▼

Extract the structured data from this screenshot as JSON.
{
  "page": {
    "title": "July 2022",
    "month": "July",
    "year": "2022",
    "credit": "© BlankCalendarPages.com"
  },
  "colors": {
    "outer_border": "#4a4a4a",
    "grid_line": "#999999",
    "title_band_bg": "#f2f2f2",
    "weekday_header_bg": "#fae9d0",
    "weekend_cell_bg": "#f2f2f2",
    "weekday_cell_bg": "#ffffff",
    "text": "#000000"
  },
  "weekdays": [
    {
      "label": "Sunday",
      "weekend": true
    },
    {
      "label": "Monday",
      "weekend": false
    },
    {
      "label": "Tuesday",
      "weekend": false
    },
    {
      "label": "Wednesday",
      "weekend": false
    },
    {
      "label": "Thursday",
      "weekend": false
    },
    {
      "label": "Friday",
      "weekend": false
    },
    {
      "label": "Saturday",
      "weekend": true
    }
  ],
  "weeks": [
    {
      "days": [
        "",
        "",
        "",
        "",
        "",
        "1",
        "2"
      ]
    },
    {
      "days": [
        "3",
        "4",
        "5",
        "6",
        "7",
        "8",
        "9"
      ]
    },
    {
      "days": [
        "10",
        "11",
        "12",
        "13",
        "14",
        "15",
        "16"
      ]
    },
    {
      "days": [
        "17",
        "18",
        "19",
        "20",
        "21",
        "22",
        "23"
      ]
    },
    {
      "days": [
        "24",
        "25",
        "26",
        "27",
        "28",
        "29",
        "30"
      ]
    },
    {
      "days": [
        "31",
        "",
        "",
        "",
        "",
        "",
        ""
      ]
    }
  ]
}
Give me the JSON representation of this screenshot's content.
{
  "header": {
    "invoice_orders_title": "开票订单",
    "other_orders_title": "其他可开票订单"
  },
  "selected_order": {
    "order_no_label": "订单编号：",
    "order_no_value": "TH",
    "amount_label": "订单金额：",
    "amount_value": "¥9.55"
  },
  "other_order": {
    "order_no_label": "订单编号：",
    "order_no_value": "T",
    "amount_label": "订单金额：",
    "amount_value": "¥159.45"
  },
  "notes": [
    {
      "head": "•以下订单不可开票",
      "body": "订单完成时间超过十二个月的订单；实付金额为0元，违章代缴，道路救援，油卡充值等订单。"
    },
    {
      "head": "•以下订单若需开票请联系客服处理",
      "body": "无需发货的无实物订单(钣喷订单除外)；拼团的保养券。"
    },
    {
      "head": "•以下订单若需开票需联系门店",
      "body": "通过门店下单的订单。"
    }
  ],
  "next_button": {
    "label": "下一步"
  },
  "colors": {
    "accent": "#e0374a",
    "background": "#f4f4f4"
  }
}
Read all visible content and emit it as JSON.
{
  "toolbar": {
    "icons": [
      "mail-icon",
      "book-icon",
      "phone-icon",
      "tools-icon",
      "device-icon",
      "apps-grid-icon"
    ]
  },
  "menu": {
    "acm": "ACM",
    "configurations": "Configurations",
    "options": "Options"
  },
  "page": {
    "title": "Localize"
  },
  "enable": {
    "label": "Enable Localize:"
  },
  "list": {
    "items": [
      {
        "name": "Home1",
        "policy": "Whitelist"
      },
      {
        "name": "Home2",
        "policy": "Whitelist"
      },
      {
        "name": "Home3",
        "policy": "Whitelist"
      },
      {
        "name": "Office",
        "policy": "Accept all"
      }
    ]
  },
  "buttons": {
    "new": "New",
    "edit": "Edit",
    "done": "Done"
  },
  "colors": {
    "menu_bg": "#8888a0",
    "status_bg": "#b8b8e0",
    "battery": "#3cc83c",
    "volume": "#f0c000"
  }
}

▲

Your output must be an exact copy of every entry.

» **SOLUTION FOR THIS TASK**
Extract the structured data from this screenshot as JSON.
{
  "page": {
    "title": "July 2022",
    "month": "July",
    "year": "2022",
    "credit": "© BlankCalendarPages.com"
  },
  "colors": {
    "outer_border": "#4a4a4a",
    "grid_line": "#999999",
    "title_band_bg": "#f2f2f2",
    "weekday_header_bg": "#fae9d0",
    "weekend_cell_bg": "#f2f2f2",
    "weekday_cell_bg": "#ffffff",
    "text": "#000000"
  },
  "weekdays": [
    {
      "label": "Sunday",
      "weekend": true
    },
    {
      "label": "Monday",
      "weekend": false
    },
    {
      "label": "Tuesday",
      "weekend": false
    },
    {
      "label": "Wednesday",
      "weekend": false
    },
    {
      "label": "Thursday",
      "weekend": false
    },
    {
      "label": "Friday",
      "weekend": false
    },
    {
      "label": "Saturday",
      "weekend": true
    }
  ],
  "weeks": [
    {
      "days": [
        "",
        "",
        "",
        "",
        "",
        "1",
        "2"
      ]
    },
    {
      "days": [
        "3",
        "4",
        "5",
        "6",
        "7",
        "8",
        "9"
      ]
    },
    {
      "days": [
        "10",
        "11",
        "12",
        "13",
        "14",
        "15",
        "16"
      ]
    },
    {
      "days": [
        "17",
        "18",
        "19",
        "20",
        "21",
        "22",
        "23"
      ]
    },
    {
      "days": [
        "24",
        "25",
        "26",
        "27",
        "28",
        "29",
        "30"
      ]
    },
    {
      "days": [
        "31",
        "",
        "",
        "",
        "",
        "",
        ""
      ]
    }
  ]
}
Give me the JSON representation of this screenshot's content.
{
  "header": {
    "invoice_orders_title": "开票订单",
    "other_orders_title": "其他可开票订单"
  },
  "selected_order": {
    "order_no_label": "订单编号：",
    "order_no_value": "TH",
    "amount_label": "订单金额：",
    "amount_value": "¥9.55"
  },
  "other_order": {
    "order_no_label": "订单编号：",
    "order_no_value": "T",
    "amount_label": "订单金额：",
    "amount_value": "¥159.45"
  },
  "notes": [
    {
      "head": "•以下订单不可开票",
      "body": "订单完成时间超过十二个月的订单；实付金额为0元，违章代缴，道路救援，油卡充值等订单。"
    },
    {
      "head": "•以下订单若需开票请联系客服处理",
      "body": "无需发货的无实物订单(钣喷订单除外)；拼团的保养券。"
    },
    {
      "head": "•以下订单若需开票需联系门店",
      "body": "通过门店下单的订单。"
    }
  ],
  "next_button": {
    "label": "下一步"
  },
  "colors": {
    "accent": "#e0374a",
    "background": "#f4f4f4"
  }
}
Read all visible content and emit it as JSON.
{
  "toolbar": {
    "icons": [
      "mail-icon",
      "book-icon",
      "phone-icon",
      "tools-icon",
      "device-icon",
      "apps-grid-icon"
    ]
  },
  "menu": {
    "acm": "ACM",
    "configurations": "Configurations",
    "options": "Options"
  },
  "page": {
    "title": "Localize"
  },
  "enable": {
    "label": "Enable Localize:"
  },
  "list": {
    "items": [
      {
        "name": "Home1",
        "policy": "Whitelist"
      },
      {
        "name": "Home2",
        "policy": "Whitelist"
      },
      {
        "name": "Home3",
        "policy": "Whitelist"
      },
      {
        "name": "Office",
        "policy": "Accept all"
      }
    ]
  },
  "buttons": {
    "new": "New",
    "edit": "Edit",
    "done": "Done"
  },
  "colors": {
    "menu_bg": "#8888a0",
    "status_bg": "#b8b8e0",
    "battery": "#3cc83c",
    "volume": "#f0c000"
  }
}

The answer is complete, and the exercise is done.